From, “The role of the self in healthy cancer survivorship: a view from the front lines of treating cancer”, by Keith I. Block, M.D. In an article in Advances, Jrn. of Mind-Body Health, Keith Block, M.D., well known in the cancer field, writes about effective, alternative cancer therapies, “Consider the chemopreventive activity of limonene, a monocyclic monoterpene found in the essential oils of citrus fruits, spices, and herbs. As recently reviewed by Crowell and Gould (1994), limonene induces both phase I and phase II enzymes, resulting in hepatic (liver-related) detoxification of carcinogens and increased carcinogen excretion. Limonene may also block tumor promotion and progression (Haag et al. 1992a), [and] the complete regression of mammary carcinomas by limonene and its metabolites appears to involve tissue re-differentiation and induction of programmed cell death (apoptosis), an integral part of normal biologic processes (Haag, et al. 1992b)” (Advances, Winter 1997, Vol.13, No.1; a publication of the Fetzer Institute).

The Skip – James Fenton

I took my life and threw it on the skip,
Reckoning the next-door neighbours wouldn’t mind
If my life hitched a lift to the council tip
With their dry rot and rubble. What you find

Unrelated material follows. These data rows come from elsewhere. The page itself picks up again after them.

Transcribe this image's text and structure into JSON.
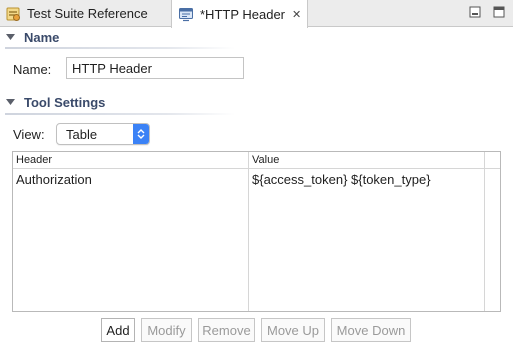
{
  "tabs": [
    {
      "label": "Test Suite Reference",
      "icon": "test-suite-icon",
      "active": false
    },
    {
      "label": "*HTTP Header",
      "icon": "http-header-icon",
      "active": true,
      "close_icon": "close-icon"
    }
  ],
  "window_controls": [
    "minimize-icon",
    "maximize-icon"
  ],
  "name_section": {
    "title": "Name",
    "label": "Name:",
    "value": "HTTP Header"
  },
  "tool_section": {
    "title": "Tool Settings",
    "view_label": "View:",
    "view_value": "Table"
  },
  "table": {
    "columns": [
      "Header",
      "Value"
    ],
    "rows": [
      {
        "header": "Authorization",
        "value": "${access_token} ${token_type}"
      }
    ]
  },
  "buttons": [
    {
      "label": "Add",
      "enabled": true
    },
    {
      "label": "Modify",
      "enabled": false
    },
    {
      "label": "Remove",
      "enabled": false
    },
    {
      "label": "Move Up",
      "enabled": false
    },
    {
      "label": "Move Down",
      "enabled": false
    }
  ],
  "colors": {
    "section_title": "#3a4a6a",
    "select_accent": "#3b82f6",
    "tab_bar": "#ececec"
  }
}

With skips is – the whole community joins in
Old mattresses appear, doors kind of drift
Along with all that won’t fit in the bin
And what the bin-men can’t be fished to shift

I threw away my life, and there it lay
And grew quite sodden. ‘What a dreadful shame, ‘
Clucked some old bag and sucked her teeth. ‘The way
The young these days…. no values……. me, I blame….. ‘

But I blamed no-one. Quality control
Had loused it up, and that was that. ‘Nough said
I couldn’t stick at home, I took a stroll
And passed the skip, and left my life for dead.

Without my life, the beer was just as foul,
The landlord still as filthy as his wife,
The chicken in the basket was an owl,
And no one said: ‘Ee, Jim-lad, whur’s thee life? ‘

Well, I got back that night the worse for wear,
But still just capable of single vision;
Looked in the skip, my life- it wasn’t there!
Some bugger’d nicked it – WITHOUT my permission.

Okay, so I got angry and began
To shout, and woke the street. Okay, OKAY,
AND I was sick all down the neighbour’s van
AND I disgraced myself on the par-kay

And then…. you know how if you’ve had a few
You’ll wake at dawn, all healthy, like sea breezes,
Raring to go, and thinking: ‘Clever you!
You’ve got away with it’ and then, Oh Jesus,

It hits you. Well, that morning, just at six
I woke, got up and looked down at the skip.
There lay my life, still sodden, on the bricks,
There lay my poor old life, arse over tip.

Or was it mine? Still dressed, I went downstairs
And took a long cool look. The truth was dawning.
Someone had just exchanged my life for theirs.
Poor fool, I thought – I should have left a warning.

Some bastard saw my life and thought it nicer
Than what he had. Yet what he’d had seemed fine.
He’d never caught his fingers in the slicer
The way I’d managed in that life of mine.

His life lay glistening in the rain, neglected,
Yet still a decent, an authentic life.
Some people I can think of, I reflected
Would take that thing as soon as you’d say Knife.

It seemed a shame to miss a chance like that
I brought the life in, dried it by the stove.
It looked so fetching, stretched out on the mat
I tried it on. It fitted, like a glove.

And now, when some local bat drops off the twig
And new folk take the house, and pull up floors
And knock down walls and hire some kind of big
Container (say, a skip) for their old doors.

I’ll watch it like a hawk, and every day
I’ll make at least – oh – half a dozen trips.
I’ve furnished an existence in this way.
You’d not believe the things you’d find on skips.